Starting in an age when no one, least of all Britannia, ruled the waves, he explains the mythology that grew up around our shores. There was no navy to start with but the Vikings helped to foster piracy and Henry IV licensed seafarers to destroy enemies of the kingdom and “keep the seas”. So pervasive was this tradition that only in 1856 did Britain formally renounce the licensing of privateers to capture enemy ships.
 
Foreign resources always came in handy. Danish mercenaries served in Edward the Confessor’s navy, when Anglo-Saxon sea power was at its height, and the Atlantic was opened up by that great Englishman Giovanni Caboto of Genoa, also known as John Cabot. From there, it was a short step to unleashing adventurers such as Francis Drake and John Hawkins to plunder the Spanish empire. With so much treasure at stake, it is not surprising that they fought one another almost as ferociously as they did the enemy.
 
Britain was designed for maritime power. It is a compelling truth and though Wilson strives to emphasise the setbacks, they were always of a lesser order than the triumphs. As Pitt the Elder said, the lesson of history is that when exerting power by sea, we become “the dread of the world; when by land, the contempt of it”.
 
This epic is peopled by vividly described national types. Hawkins is one, a dashing roughneck who used the sea – as did Drake and many others – to haul himself up the social ladder. Another is Frederic “Johnnie” Walker, the U-boat killer of the Second World War, whose grit and coolness arguably turned the tide in the battle of the Atlantic.
 
The British love a great ship almost as much as a great commander. Turner’s The Fighting Temeraire is the nation’s favourite painting and the Victory is a shrine. In 1418, Henry V launched the Grace Dieu, a colossus. Ultimately, she was the Bismarck of her day, an empty symbol that ended up on the bottom before she could do significant harm.
 
Wilson tackles this formidable canvas with zeal and spirit. He is strong on strategy and analysis, yet also throws himself into the great battle scenes, of which his account of the battle of the Nile in 1798 is particularly effective. Nelson’s preparations in the years leading up to Trafalgar are shown to have been as important as his battle plan, along with his meticulous care for the fleet’s health. “It is easier,” he said, “for an officer to keep men healthy than for a physician to cure them.” Yet there was so much more to the navy than battle. It charted oceans – then gifted this knowledge to other seafaring nations – and opened the world to scientific discovery, as well as trade and commerce.
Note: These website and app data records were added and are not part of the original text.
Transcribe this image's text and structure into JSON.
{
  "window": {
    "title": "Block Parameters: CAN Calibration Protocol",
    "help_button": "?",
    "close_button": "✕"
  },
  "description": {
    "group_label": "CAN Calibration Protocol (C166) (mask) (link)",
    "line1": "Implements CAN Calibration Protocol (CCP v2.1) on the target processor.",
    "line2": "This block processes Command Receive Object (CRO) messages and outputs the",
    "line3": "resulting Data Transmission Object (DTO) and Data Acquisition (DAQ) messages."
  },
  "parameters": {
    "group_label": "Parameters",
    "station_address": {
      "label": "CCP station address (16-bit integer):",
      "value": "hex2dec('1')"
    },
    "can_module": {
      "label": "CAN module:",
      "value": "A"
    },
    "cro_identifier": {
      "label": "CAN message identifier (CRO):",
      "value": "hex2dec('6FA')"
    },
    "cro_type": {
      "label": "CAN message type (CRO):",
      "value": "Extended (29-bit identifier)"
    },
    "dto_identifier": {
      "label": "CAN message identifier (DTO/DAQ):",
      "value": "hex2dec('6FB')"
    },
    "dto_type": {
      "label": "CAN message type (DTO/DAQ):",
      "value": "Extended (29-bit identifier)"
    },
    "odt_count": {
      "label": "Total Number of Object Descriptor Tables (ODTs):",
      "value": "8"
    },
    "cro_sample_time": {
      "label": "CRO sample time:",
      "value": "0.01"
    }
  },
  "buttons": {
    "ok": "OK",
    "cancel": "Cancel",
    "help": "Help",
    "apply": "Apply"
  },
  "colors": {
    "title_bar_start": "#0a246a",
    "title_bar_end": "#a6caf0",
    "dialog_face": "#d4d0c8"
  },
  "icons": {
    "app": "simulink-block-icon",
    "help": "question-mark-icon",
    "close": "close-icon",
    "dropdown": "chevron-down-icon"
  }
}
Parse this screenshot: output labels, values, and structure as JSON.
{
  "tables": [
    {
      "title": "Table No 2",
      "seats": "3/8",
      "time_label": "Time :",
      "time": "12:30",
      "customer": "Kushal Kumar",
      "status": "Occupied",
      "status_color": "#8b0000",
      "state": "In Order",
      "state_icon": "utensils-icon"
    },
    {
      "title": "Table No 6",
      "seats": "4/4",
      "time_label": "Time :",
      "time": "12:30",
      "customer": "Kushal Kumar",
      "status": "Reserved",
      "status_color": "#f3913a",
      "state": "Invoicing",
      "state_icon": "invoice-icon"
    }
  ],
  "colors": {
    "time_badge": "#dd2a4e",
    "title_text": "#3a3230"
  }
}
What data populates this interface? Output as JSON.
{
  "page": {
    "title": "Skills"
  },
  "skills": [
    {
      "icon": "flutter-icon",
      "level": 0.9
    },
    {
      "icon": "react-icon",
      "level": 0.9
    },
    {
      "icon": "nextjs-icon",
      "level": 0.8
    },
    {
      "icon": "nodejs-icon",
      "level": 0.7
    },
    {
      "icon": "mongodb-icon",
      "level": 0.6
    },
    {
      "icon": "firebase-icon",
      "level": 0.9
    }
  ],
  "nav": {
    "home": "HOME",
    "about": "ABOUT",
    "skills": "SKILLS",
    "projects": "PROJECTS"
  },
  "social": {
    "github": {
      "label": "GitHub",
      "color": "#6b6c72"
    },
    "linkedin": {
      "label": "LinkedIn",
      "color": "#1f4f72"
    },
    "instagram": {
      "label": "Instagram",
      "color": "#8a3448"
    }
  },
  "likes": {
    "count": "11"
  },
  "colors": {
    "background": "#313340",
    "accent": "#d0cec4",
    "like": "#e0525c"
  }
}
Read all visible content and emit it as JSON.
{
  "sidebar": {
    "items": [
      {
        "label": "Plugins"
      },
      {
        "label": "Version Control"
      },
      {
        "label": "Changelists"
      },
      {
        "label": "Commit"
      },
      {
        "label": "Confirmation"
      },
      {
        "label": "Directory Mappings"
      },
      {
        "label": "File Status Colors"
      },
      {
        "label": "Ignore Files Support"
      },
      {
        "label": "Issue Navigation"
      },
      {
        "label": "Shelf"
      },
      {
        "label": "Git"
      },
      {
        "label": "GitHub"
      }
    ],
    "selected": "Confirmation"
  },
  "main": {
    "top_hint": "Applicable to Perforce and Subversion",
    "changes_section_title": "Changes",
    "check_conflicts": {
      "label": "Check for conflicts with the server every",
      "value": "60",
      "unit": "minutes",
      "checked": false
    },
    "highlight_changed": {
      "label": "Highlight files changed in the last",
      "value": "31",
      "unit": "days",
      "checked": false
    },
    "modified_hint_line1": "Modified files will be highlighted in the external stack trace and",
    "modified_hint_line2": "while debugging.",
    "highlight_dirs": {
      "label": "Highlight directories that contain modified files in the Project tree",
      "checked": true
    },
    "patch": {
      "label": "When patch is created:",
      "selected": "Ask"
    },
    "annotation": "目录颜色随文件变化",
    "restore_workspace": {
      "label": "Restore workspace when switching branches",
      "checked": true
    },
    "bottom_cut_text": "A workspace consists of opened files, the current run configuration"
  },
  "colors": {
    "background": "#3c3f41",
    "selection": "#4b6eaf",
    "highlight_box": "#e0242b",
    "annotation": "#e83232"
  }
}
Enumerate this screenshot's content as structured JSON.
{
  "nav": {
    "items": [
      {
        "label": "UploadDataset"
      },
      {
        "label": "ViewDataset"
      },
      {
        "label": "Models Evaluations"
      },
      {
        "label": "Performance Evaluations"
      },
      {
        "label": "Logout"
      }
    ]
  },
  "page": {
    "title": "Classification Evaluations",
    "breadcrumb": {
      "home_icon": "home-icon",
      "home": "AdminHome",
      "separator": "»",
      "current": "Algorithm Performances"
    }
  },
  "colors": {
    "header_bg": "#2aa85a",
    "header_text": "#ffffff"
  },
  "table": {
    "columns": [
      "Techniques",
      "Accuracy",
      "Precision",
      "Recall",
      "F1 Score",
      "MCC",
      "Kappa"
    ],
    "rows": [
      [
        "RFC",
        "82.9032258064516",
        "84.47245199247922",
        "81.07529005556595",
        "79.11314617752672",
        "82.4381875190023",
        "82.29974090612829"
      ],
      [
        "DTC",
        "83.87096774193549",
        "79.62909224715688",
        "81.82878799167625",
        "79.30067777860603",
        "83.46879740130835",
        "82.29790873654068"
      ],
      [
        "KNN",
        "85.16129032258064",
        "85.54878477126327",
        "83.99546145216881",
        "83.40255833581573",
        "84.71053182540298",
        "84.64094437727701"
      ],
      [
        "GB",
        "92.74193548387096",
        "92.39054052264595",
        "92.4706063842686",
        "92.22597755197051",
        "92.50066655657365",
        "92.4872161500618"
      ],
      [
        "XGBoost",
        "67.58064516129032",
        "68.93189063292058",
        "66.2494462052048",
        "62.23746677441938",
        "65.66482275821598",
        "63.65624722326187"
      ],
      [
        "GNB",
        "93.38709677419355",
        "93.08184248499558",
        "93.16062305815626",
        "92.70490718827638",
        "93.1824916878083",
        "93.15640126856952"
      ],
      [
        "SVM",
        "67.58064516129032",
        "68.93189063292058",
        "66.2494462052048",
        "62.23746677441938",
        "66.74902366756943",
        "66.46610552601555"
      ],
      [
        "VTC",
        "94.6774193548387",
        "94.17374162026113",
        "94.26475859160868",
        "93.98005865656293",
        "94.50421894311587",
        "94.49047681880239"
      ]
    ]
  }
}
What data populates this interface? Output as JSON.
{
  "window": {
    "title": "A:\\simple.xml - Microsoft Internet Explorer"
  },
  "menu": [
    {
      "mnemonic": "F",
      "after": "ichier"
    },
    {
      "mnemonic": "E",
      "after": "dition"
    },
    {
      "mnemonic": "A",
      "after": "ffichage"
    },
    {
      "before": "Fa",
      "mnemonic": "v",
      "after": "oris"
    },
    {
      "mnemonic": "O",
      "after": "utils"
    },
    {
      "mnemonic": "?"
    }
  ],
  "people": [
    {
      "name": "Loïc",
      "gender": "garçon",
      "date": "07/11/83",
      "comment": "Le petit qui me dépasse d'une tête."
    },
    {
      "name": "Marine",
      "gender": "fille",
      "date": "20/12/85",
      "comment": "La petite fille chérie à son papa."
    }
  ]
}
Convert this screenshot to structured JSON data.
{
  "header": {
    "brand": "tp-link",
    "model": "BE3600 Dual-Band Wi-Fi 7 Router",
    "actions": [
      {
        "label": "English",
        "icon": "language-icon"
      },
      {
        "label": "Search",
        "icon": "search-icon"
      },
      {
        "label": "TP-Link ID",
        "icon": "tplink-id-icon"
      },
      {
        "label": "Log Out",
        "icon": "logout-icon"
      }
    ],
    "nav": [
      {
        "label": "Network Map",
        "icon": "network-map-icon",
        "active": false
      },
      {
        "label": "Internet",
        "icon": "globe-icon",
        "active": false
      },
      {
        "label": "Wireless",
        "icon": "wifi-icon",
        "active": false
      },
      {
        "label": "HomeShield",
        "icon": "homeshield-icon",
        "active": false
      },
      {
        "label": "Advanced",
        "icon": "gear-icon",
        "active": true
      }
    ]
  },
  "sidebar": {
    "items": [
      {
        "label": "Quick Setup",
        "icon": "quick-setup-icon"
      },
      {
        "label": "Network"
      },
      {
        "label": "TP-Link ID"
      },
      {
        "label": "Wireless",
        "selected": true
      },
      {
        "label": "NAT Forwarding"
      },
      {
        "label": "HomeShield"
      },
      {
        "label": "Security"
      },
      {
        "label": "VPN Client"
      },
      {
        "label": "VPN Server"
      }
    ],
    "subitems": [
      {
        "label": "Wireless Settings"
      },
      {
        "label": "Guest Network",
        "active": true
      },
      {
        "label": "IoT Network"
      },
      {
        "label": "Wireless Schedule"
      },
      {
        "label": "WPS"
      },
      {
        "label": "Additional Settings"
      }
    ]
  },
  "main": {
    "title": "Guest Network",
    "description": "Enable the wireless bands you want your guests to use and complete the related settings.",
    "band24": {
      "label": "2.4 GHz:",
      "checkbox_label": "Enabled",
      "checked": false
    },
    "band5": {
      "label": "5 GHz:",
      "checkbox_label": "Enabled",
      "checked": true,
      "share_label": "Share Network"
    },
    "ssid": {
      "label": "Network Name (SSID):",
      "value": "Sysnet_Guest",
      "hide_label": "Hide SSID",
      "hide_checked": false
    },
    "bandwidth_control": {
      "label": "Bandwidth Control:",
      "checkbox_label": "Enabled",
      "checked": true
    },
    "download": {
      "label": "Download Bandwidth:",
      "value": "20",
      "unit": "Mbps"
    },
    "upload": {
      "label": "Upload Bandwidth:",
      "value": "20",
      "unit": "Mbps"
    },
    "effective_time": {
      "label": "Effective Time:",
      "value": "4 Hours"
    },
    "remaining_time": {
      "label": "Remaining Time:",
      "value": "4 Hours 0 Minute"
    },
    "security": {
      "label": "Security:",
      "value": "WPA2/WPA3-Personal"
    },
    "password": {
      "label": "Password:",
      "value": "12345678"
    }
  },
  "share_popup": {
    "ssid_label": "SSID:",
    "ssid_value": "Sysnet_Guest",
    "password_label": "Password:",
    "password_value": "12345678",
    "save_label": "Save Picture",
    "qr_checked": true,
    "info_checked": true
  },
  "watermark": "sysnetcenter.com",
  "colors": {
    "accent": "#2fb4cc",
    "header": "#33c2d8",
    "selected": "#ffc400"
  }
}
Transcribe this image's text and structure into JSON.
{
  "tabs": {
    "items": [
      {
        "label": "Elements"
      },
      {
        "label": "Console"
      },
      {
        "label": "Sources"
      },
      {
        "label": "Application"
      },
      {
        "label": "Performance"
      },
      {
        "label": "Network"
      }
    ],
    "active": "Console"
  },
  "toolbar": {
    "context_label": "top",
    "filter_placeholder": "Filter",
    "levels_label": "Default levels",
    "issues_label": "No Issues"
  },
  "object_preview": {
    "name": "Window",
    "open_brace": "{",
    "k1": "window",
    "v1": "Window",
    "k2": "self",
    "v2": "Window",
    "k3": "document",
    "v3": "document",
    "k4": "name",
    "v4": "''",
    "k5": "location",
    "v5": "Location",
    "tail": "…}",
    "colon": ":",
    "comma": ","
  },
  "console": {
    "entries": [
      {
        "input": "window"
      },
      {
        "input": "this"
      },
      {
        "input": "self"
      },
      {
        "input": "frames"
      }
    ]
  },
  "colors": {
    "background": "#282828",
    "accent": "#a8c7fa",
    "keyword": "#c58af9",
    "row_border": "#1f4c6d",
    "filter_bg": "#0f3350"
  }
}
Among its most heroic yet least sung endeavours was the 60-year campaign to stamp out the African slave trade with vessels of the Preventative Squadron.
 
Covering so vast a subject was bound to require selectivity, even in a volume as hefty as this. Wilson acknowledges that ending slavery was one of the navy’s most noble battles, yet he finds scant space for it and fails to mention that it took the lives of almost 17,000 British seamen, mainly by disease. (The number killed at Trafalgar was 459.)
 
More seriously, he fails to examine in any depth a thread running through the narrative. The navy may have produced great commanders and ships but they would never have stirred from port but for the common seaman. British hands, Wilson notes, developed a habit of victory. After Trafalgar, a French captain was surprised to see that whereas his men were “either drunk or disabled”, the English worked with as much order as ever: “We were amazed, wondering what the English sailor could be made of.” Jack Tar’s contribution to naval supremacy is barely addressed here.
 
Stephen Taylor’s “Commander: the Life and Exploits of Britain’s Greatest Frigate Captain” is published by Faber & Faber (£20)